Do Subatomic Particles Have Free Will?

Seems to me a more satisfying hypothesis of where consciousness comes from. Better than the currently fashionable thinking that it is an epiphenomenon arising from highly complex interactions between neurons, which for me is deeply unsatisfying, mere hand-waving, not better than an appeal to magic. Sure, a highly complex neural network might result in behavior that simulates consciousness, might even pass the Turing Test, but I doubt that the resulting system would actually be conscious. I think it would instead be a Philosophical Zombie.

Boiling water will spontaneously form ordered columns moving up and down, from bottom to surface and back. This is a classic example of self-organization, where something new arises spontaneously from the collective actions of a group of simple units. But does this mean that if we boil the water in a special way (e.g., boil it at superheated temperatures, or boil it for a very long time, or boil it very quickly) or boil special water (heavy water?), then the water will spontaneously develop consciousness? Sure, it’s possible, but I doubt it.

Maybe I am too dour and skeptical and should just buy into the neural network hypothesis?

Addendum (6/29/09): Conway’s Proof Of The Free Will Theorem: “If there exist experimenters with (some) free will, then elementary particles also have (some) free will.” The Free Will Theorem (PDF file); see also The Strong Free Will Theorem (PDF file). Via MetaFilter. Apparently, the term “free will” may be too politically charged for some: “If you don’t like the term Free Will, call it Free Whim – this is the Free Whim Theorem”.

I am currently reading a 1989 paper by Colin McGinn entitled Can We Solve the Mind-Body Problem? (Mind, New Series, Vol. 98, No. 391 (Jul., 1989), pp. 349-366). In the second footnote, Dr. McGinn writes:

I would also classify panpsychism as a constructive solution, since it attempts to explain consciousness in terms of properties of the brain that are as natural as consciousness itself. Attributing specks of proto-consciousness to the constituents of matter is not supernatural in the way postulating immaterial substances or divine interventions is; it is merely extravagant. I shall here be assuming that panpsychism, like all other extant constructive solutions, is inadequate as an answer to the mind-body problem — as (of course) are the supernatural ‘solutions’. I am speaking to those who still feel perplexed (almost everyone, I would think, at least in their heart).

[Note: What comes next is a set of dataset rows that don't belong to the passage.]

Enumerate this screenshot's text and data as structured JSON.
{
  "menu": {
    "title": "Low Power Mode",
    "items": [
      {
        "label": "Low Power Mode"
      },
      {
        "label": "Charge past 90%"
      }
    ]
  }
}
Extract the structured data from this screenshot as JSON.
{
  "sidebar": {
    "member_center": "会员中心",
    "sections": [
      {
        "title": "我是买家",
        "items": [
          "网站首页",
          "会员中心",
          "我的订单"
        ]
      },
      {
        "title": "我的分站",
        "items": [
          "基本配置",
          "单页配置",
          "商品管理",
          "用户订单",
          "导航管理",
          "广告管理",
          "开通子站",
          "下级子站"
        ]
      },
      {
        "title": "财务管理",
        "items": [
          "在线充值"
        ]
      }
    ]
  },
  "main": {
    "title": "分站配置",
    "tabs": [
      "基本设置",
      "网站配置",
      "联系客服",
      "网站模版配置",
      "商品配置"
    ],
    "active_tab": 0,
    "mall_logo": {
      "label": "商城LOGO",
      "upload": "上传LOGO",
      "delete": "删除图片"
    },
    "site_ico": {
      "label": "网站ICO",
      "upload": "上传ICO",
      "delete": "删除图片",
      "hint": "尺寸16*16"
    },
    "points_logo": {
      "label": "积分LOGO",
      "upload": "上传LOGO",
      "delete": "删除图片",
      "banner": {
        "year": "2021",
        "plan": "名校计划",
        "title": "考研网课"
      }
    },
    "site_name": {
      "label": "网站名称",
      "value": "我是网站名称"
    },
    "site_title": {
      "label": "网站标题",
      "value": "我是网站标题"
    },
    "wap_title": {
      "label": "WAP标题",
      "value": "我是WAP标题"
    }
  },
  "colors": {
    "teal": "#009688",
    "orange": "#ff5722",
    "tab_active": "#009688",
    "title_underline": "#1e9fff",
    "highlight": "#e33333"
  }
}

The term panpsychism is new to me. But it sounds akin to what Conway and Kochen claim to have proven. I wonder whether Dr. McGinn is still alive, and knows about Conway and Kochen’s work. Hmm, Wikipedia says that Dr. McGinn accepted a position at the University of Miami in 2006.